Remote working (or "telecommuting" if you're closer to my age) isn't just for tech startups.

According to the Census Bureau, the average remote worker a 49-year-old college graduate who earns around $58,000 a year and works for a company with more than 100 employees.

But that doesn't mean every company truly embraces a distributed workforce and allows flexible work from home policies--especially for employees who live close to the office.

And that's a real problem according to Wade Foster, the CEO of Zapier, a tool that lets you easily connect apps and automate repetitive tasks. (And one of my eight powerful social media tools for savvy businesses.)

"By only half-embracing remote culture in the workplace," Wade says, "you end up limiting the benefits you get from being a fully distributed team: from having the ability to hire the smartest people no matter where they live to having teammates working at all hours of the day to solve customers problems and meet customer needs whenever they might occur."

Of course embracing a fully distributed work team means changing how you manage your employees. In The Ultimate Guide to Remote Working (you can download a copy here for free) Wade describes the three most important principles for creating a successful remote company: people, process and pickaxes.


The most important ingredient of a remote company is its people. Not everyone can work remotely and not everyone can manage a remote team. It's important to assemble a team that can thrive in a remote environment.

Here's how to build a team that will thrive:

Hire doers. Doers get stuff done even if they're in Timbuktu. You'll still have to provide direction and guidance regarding priorities... but even if you don't, doers make something happen.

Hire people you can trust. Remote work stops working when you can't trust the person on the other end of the line. If you constantly worry about what someone is doing you're wasting mental energy. Trust is key.

3. Trust the people you hire. The flip side of trust is that you must show you trust the people you hire. Learn to manage by expectations and deliverables rather than "butts in seats."

4. Hire people who can write well. In normal offices a lot of information is shared in person. In remote workforces almost everything is shared via written communication. That makes writing skills extremely valuable.

5. Hire people with a local support group. While you should try to create a social atmosphere, remote workplaces are by definition less social than traditional workplaces. People on remote teams need to be okay with that--and more importantly, able to thrive in that type of environment.


Most startups don't like to think about process because it feels rigid and corporate. But just the right amount of process gives people the freedom, structure, and direction for getting things done... without having to ask a ton of questions.

Here are a few examples of important processes for making things tick in a remote team:

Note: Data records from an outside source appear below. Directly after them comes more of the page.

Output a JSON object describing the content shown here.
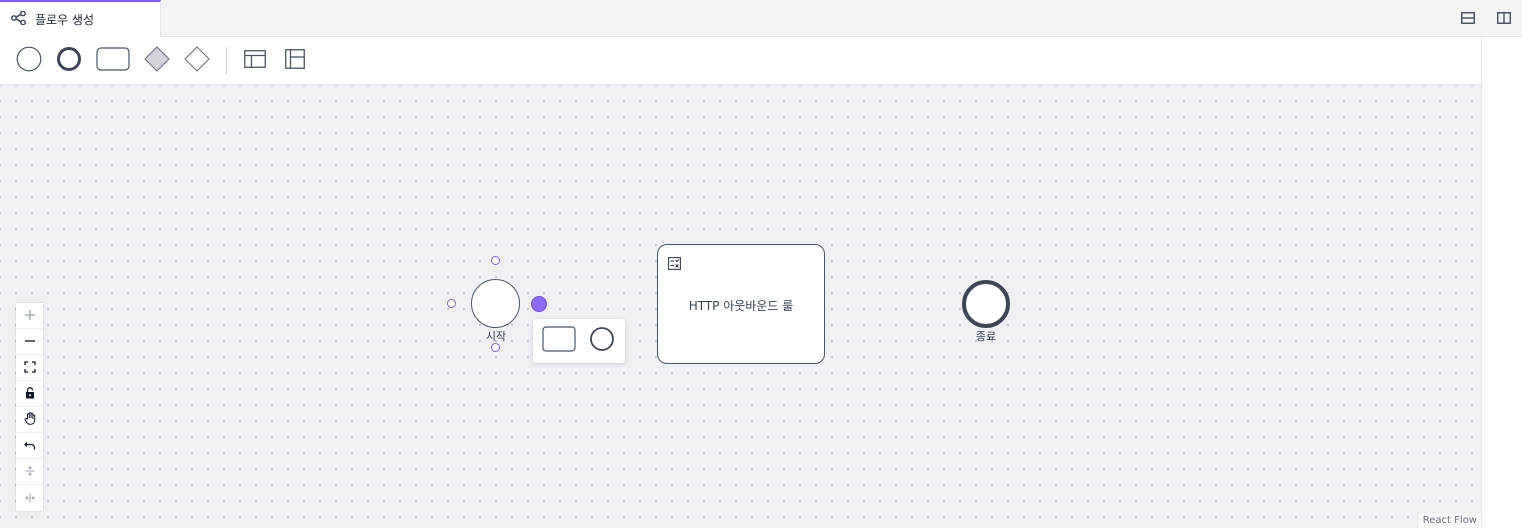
{
  "tab": {
    "title": "플로우 생성"
  },
  "icons": {
    "tab": "flow-share-icon",
    "split_horizontal": "split-horizontal-icon",
    "split_vertical": "split-vertical-icon"
  },
  "toolbar": {
    "tools": [
      "start-event",
      "end-event",
      "task",
      "gateway-filled",
      "gateway-empty",
      "table-horizontal",
      "table-vertical"
    ]
  },
  "nodes": {
    "start": {
      "label": "시작"
    },
    "task": {
      "label": "HTTP 아웃바운드 룰"
    },
    "end": {
      "label": "종료"
    }
  },
  "controls": [
    "zoom-in",
    "zoom-out",
    "fit-view",
    "lock",
    "pan",
    "undo",
    "align-vertical",
    "align-horizontal"
  ],
  "attribution": "React Flow",
  "colors": {
    "accent": "#7c5cff",
    "handle_active": "#8b6cf6",
    "canvas": "#eef0f3",
    "node_border": "#4b5563"
  }
}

Monthly one-on-ones to make sure everyone is making progress towards goals. I set up a recurring monthly event with each team member to chat about four things: one thing you're excited about, one thing you're worried about, one thing I can do to help you do your job better, and one thing you can do to improve at your job.

You'd be surprised by how quickly fixing a few issues a month adds up.

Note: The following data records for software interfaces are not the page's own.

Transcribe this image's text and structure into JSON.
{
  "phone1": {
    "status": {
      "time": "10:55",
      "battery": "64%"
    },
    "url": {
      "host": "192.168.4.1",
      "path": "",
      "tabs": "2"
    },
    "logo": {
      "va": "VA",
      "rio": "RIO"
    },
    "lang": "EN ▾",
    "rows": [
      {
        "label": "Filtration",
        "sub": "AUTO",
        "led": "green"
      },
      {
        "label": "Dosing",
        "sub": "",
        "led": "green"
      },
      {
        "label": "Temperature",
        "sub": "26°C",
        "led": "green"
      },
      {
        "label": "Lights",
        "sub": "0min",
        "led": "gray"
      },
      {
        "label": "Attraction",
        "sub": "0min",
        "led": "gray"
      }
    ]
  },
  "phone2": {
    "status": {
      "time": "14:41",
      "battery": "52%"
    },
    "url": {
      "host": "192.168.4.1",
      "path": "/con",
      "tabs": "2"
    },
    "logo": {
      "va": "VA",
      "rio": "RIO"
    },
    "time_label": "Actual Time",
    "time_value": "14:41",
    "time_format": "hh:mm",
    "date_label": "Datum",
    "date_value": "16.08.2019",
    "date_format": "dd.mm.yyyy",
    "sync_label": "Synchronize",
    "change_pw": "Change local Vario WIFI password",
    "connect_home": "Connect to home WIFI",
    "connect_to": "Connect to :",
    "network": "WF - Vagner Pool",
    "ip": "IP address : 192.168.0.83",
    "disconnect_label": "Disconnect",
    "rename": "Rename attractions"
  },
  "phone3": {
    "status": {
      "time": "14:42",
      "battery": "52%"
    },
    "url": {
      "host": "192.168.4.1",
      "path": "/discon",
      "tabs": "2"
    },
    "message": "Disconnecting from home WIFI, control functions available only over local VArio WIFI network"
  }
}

Weekly hangouts with the entire team. Every Thursday morning we get together for "lightning talks," demos, etc. Each week someone on the team demos a new feature or gives a quick snapshot of a project or initiative.

Scheduled hangouts are a great way to get the entire team together and keep everyone up to speed.

Culture of accountability. One question I'm often asked is, "How do you know if people are doing work?" One easy way is through weekly updates. Every Friday each person on the team posts an update regarding what they shipped that week and what they're working on for the following week.

That makes it easy for everyone to stay in the loop and ensures we're all accountable to each other for doing our part.

Weekly random pair buddies so teammates get to know their remote teammates. Each employee is paired at random with another employee for a short 10-minute pair call to chat about work, life, or whatever random things seems interesting. Sometimes cool new product features come out of these discussions; other times it's just a fun conversation.

Either way it helps everyone better know their teammates.


Pickaxes (more commonly known as tools) is the third "P" that make a successful remote team.

Pickaxes are the modern cloud-based tools that allow remote teams to thrive. Without these tools it would be much more challenging to make remote work, well, work. A remote team likely needs at least one provider for each of the categories below:

  1. A payroll service like TriNet, Justworks, or SurePayroll that can handle payroll in all 50 states.
  2. A group chat app like Slack or HipChat, so everyone can talk to each other.
  3. A video conferencing tool like Google Hangouts or GoToMeeting, so you can have synchronous communication.
  4. A tool for documentation like Hackpad or Google Docs.
  5. A tool for project management like Trello, Asana, or Basecamp to keep track of progress on important initiatives.